> PROBLEM: The string "icon" may appear in lines of the listing. Report each line where it does.

> PROVIDED DATA:
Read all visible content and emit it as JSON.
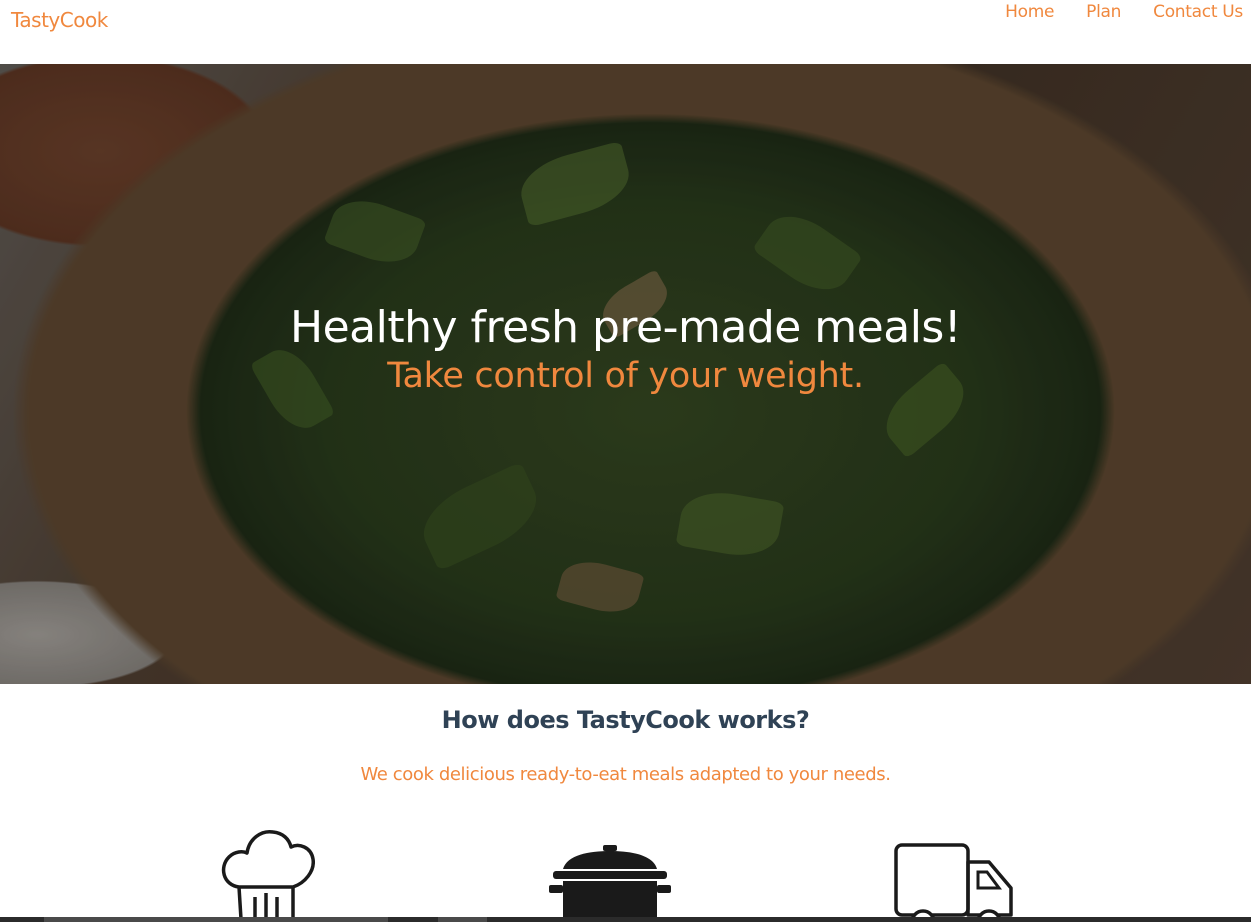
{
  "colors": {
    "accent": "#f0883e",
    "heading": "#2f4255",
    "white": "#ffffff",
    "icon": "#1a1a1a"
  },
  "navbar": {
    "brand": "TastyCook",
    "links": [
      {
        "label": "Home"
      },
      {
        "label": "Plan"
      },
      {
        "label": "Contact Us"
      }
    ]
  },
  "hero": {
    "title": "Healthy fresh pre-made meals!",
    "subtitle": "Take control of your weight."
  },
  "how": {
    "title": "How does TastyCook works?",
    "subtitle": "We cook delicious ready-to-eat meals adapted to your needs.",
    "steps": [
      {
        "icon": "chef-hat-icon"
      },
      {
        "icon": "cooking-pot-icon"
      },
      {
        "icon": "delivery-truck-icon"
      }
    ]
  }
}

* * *

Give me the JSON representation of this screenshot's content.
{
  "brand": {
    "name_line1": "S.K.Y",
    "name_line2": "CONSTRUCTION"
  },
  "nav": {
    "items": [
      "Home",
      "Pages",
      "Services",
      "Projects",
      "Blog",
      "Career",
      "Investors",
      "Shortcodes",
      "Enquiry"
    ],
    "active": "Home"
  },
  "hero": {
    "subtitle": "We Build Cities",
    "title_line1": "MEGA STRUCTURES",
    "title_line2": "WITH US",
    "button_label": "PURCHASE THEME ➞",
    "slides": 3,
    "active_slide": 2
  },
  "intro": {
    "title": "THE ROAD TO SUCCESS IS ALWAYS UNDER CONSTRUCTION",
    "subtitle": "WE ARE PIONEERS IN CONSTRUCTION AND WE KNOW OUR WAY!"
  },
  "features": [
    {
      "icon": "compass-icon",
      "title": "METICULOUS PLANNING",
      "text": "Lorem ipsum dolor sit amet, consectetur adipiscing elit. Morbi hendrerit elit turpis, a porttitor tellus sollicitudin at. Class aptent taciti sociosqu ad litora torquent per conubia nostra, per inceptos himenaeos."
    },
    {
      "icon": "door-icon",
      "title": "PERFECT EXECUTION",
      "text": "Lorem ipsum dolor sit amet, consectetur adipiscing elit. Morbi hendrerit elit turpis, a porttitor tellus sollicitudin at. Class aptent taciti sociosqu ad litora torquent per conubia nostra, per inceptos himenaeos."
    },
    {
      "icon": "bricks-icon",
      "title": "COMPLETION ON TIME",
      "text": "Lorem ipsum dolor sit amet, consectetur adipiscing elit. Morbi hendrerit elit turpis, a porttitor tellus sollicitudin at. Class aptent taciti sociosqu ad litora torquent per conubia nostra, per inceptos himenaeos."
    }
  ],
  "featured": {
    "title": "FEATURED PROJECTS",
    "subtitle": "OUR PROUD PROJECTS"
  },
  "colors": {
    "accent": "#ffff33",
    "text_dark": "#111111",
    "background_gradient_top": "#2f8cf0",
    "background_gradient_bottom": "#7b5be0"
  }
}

> RESULT:
    "icon": "#1a1a1a"
        "icon": "chef-hat-icon"
        "icon": "cooking-pot-icon"
        "icon": "delivery-truck-icon"
      "icon": "compass-icon",
      "icon": "door-icon",
      "icon": "bricks-icon",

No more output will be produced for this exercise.